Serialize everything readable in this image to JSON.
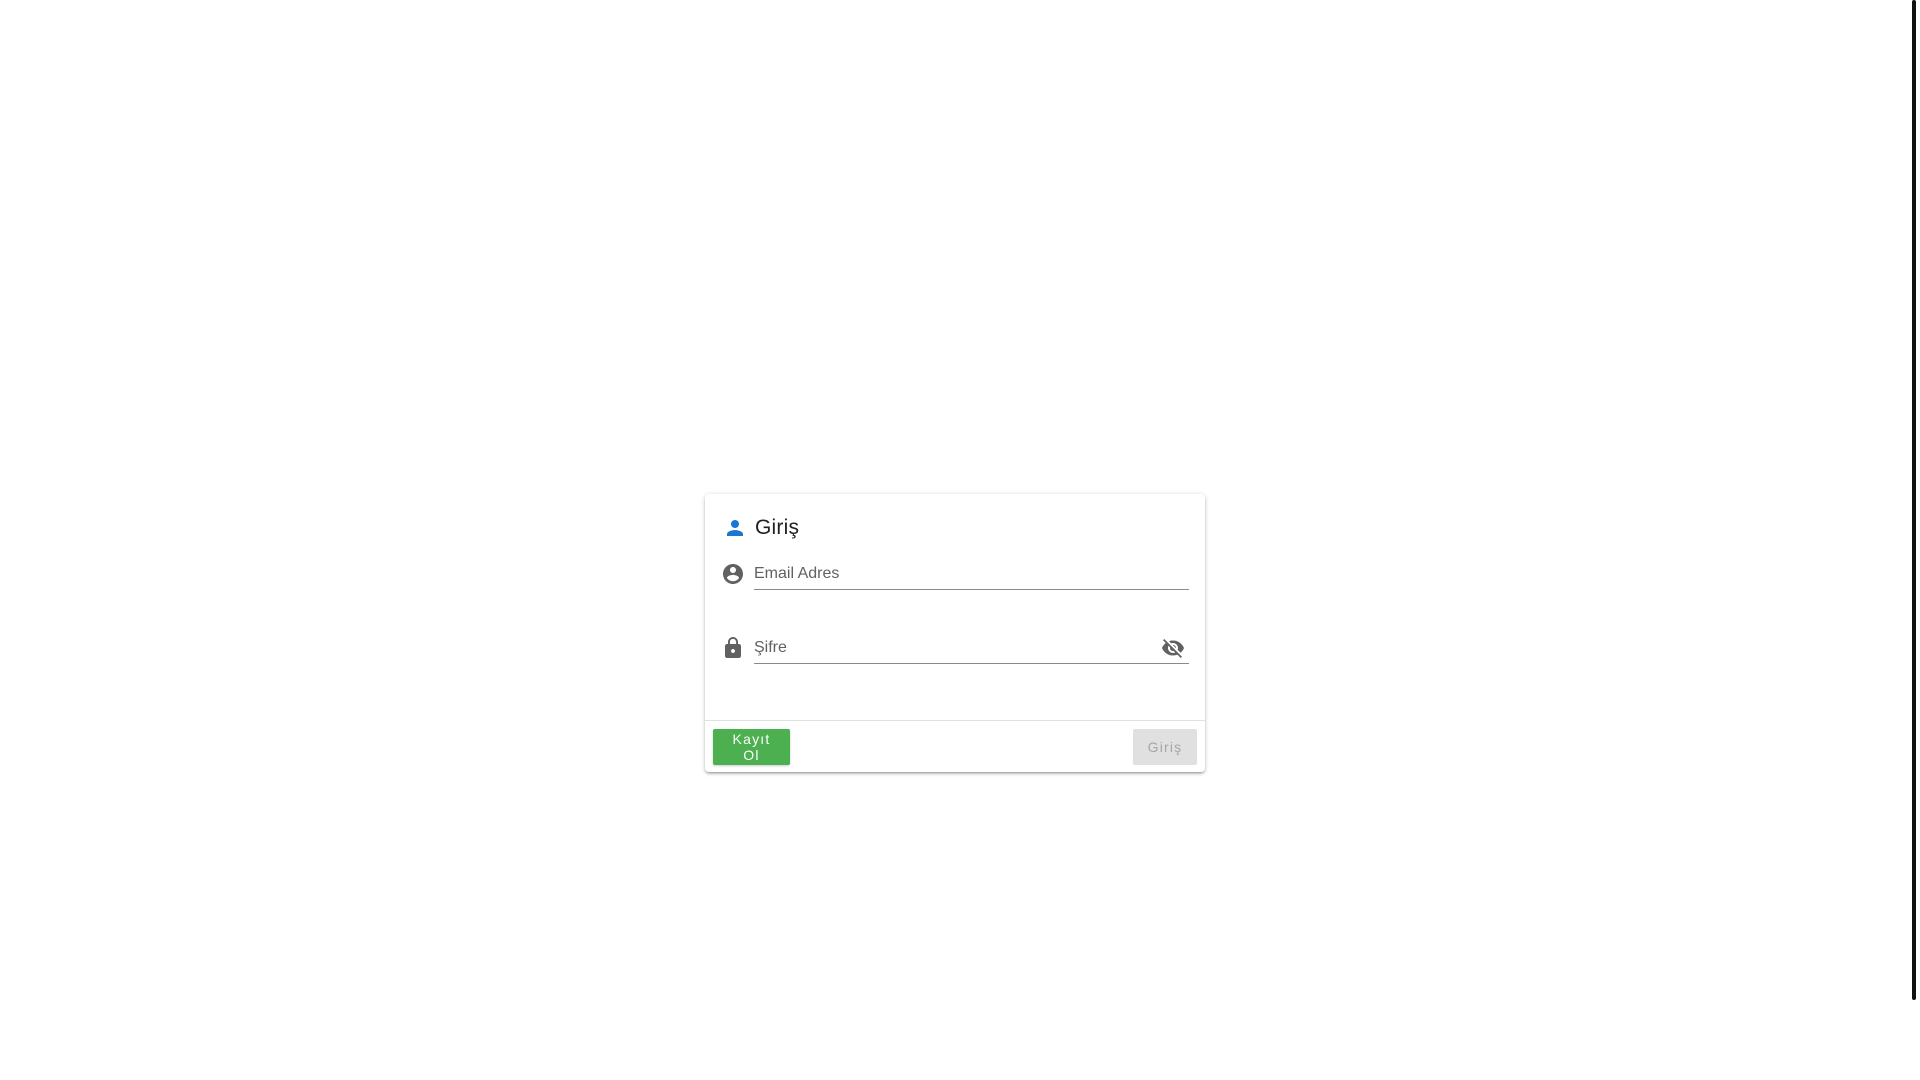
{
  "login_card": {
    "title": "Giriş",
    "title_icon": "person-icon",
    "email_field": {
      "icon": "account-circle-icon",
      "placeholder": "Email Adres",
      "value": ""
    },
    "password_field": {
      "icon": "lock-icon",
      "placeholder": "Şifre",
      "value": "",
      "visibility_icon": "visibility-off-icon"
    },
    "actions": {
      "register_label": "Kayıt Ol",
      "login_label": "Giriş",
      "login_disabled": true
    }
  },
  "colors": {
    "accent": "#1976d2",
    "register_button": "#4caf50",
    "disabled_button": "#e0e0e0",
    "icon_gray": "#616161"
  }
}
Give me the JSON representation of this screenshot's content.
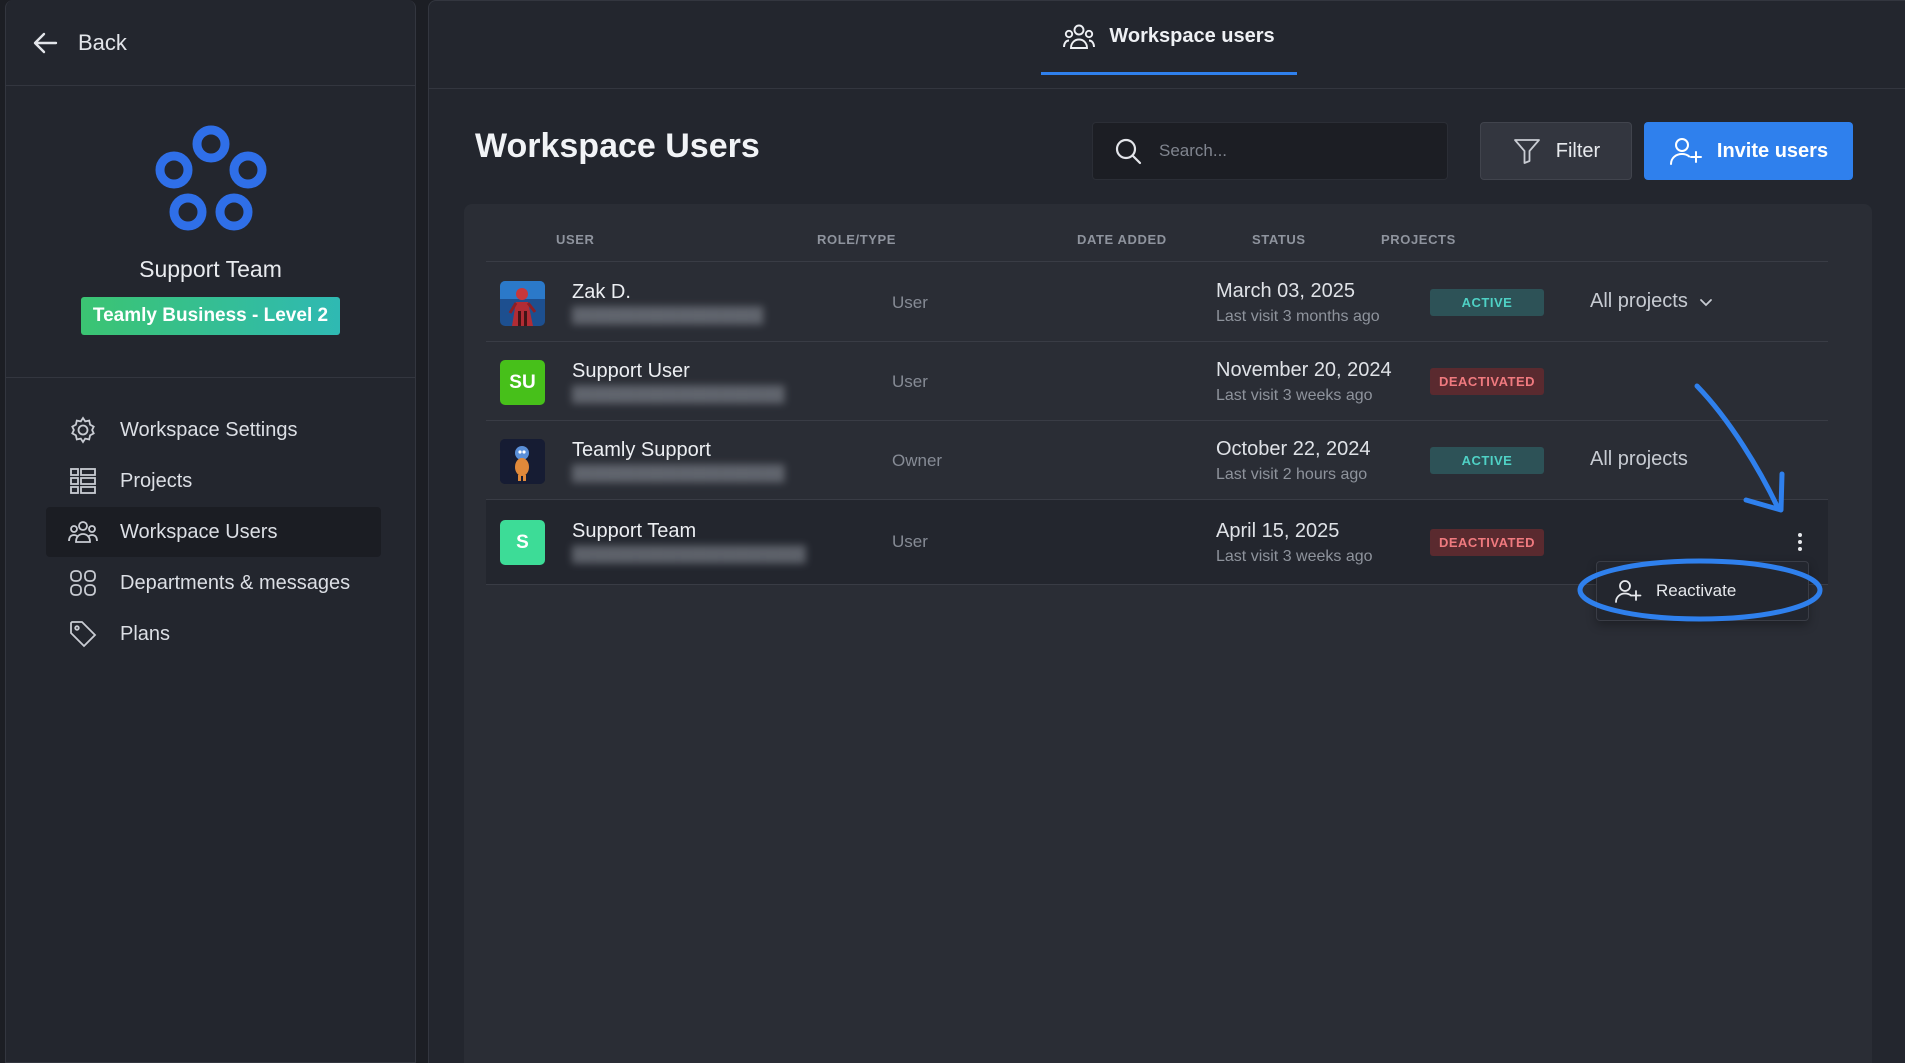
{
  "sidebar": {
    "back_label": "Back",
    "workspace_name": "Support Team",
    "plan_badge": "Teamly Business - Level 2",
    "items": [
      {
        "label": "Workspace Settings",
        "icon": "gear-icon"
      },
      {
        "label": "Projects",
        "icon": "projects-list-icon"
      },
      {
        "label": "Workspace Users",
        "icon": "users-icon",
        "active": true
      },
      {
        "label": "Departments & messages",
        "icon": "grid-icon"
      },
      {
        "label": "Plans",
        "icon": "tag-icon"
      }
    ]
  },
  "header": {
    "tab_label": "Workspace users"
  },
  "main": {
    "title": "Workspace Users",
    "search_placeholder": "Search...",
    "filter_label": "Filter",
    "invite_label": "Invite users"
  },
  "table": {
    "columns": [
      "USER",
      "ROLE/TYPE",
      "DATE ADDED",
      "STATUS",
      "PROJECTS"
    ],
    "rows": [
      {
        "name": "Zak D.",
        "avatar": "photo",
        "role": "User",
        "date": "March 03, 2025",
        "visit": "Last visit 3 months ago",
        "status": "ACTIVE",
        "projects": "All projects"
      },
      {
        "name": "Support User",
        "avatar": "SU",
        "role": "User",
        "date": "November 20, 2024",
        "visit": "Last visit 3 weeks ago",
        "status": "DEACTIVATED",
        "projects": ""
      },
      {
        "name": "Teamly Support",
        "avatar": "mascot",
        "role": "Owner",
        "date": "October 22, 2024",
        "visit": "Last visit 2 hours ago",
        "status": "ACTIVE",
        "projects": "All projects"
      },
      {
        "name": "Support Team",
        "avatar": "S",
        "role": "User",
        "date": "April 15, 2025",
        "visit": "Last visit 3 weeks ago",
        "status": "DEACTIVATED",
        "projects": ""
      }
    ]
  },
  "context_menu": {
    "reactivate_label": "Reactivate"
  },
  "colors": {
    "accent": "#2f80ed",
    "active_status": "#4fd1c5",
    "deactivated_status": "#f07a7f",
    "avatar_su": "#47c01a",
    "avatar_s": "#3ddc97"
  }
}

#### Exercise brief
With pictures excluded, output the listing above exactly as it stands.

#### Answer to the exercise
Serialize everything readable in this image to JSON.
{
  "login_card": {
    "title": "Giriş",
    "title_icon": "person-icon",
    "email_field": {
      "icon": "account-circle-icon",
      "placeholder": "Email Adres",
      "value": ""
    },
    "password_field": {
      "icon": "lock-icon",
      "placeholder": "Şifre",
      "value": "",
      "visibility_icon": "visibility-off-icon"
    },
    "actions": {
      "register_label": "Kayıt Ol",
      "login_label": "Giriş",
      "login_disabled": true
    }
  },
  "colors": {
    "accent": "#1976d2",
    "register_button": "#4caf50",
    "disabled_button": "#e0e0e0",
    "icon_gray": "#616161"
  }
}
Give me the JSON representation of this screenshot's content.
{
  "sidebar": {
    "back_label": "Back",
    "workspace_name": "Support Team",
    "plan_badge": "Teamly Business - Level 2",
    "items": [
      {
        "label": "Workspace Settings",
        "icon": "gear-icon"
      },
      {
        "label": "Projects",
        "icon": "projects-list-icon"
      },
      {
        "label": "Workspace Users",
        "icon": "users-icon",
        "active": true
      },
      {
        "label": "Departments & messages",
        "icon": "grid-icon"
      },
      {
        "label": "Plans",
        "icon": "tag-icon"
      }
    ]
  },
  "header": {
    "tab_label": "Workspace users"
  },
  "main": {
    "title": "Workspace Users",
    "search_placeholder": "Search...",
    "filter_label": "Filter",
    "invite_label": "Invite users"
  },
  "table": {
    "columns": [
      "USER",
      "ROLE/TYPE",
      "DATE ADDED",
      "STATUS",
      "PROJECTS"
    ],
    "rows": [
      {
        "name": "Zak D.",
        "avatar": "photo",
        "role": "User",
        "date": "March 03, 2025",
        "visit": "Last visit 3 months ago",
        "status": "ACTIVE",
        "projects": "All projects"
      },
      {
        "name": "Support User",
        "avatar": "SU",
        "role": "User",
        "date": "November 20, 2024",
        "visit": "Last visit 3 weeks ago",
        "status": "DEACTIVATED",
        "projects": ""
      },
      {
        "name": "Teamly Support",
        "avatar": "mascot",
        "role": "Owner",
        "date": "October 22, 2024",
        "visit": "Last visit 2 hours ago",
        "status": "ACTIVE",
        "projects": "All projects"
      },
      {
        "name": "Support Team",
        "avatar": "S",
        "role": "User",
        "date": "April 15, 2025",
        "visit": "Last visit 3 weeks ago",
        "status": "DEACTIVATED",
        "projects": ""
      }
    ]
  },
  "context_menu": {
    "reactivate_label": "Reactivate"
  },
  "colors": {
    "accent": "#2f80ed",
    "active_status": "#4fd1c5",
    "deactivated_status": "#f07a7f",
    "avatar_su": "#47c01a",
    "avatar_s": "#3ddc97"
  }
}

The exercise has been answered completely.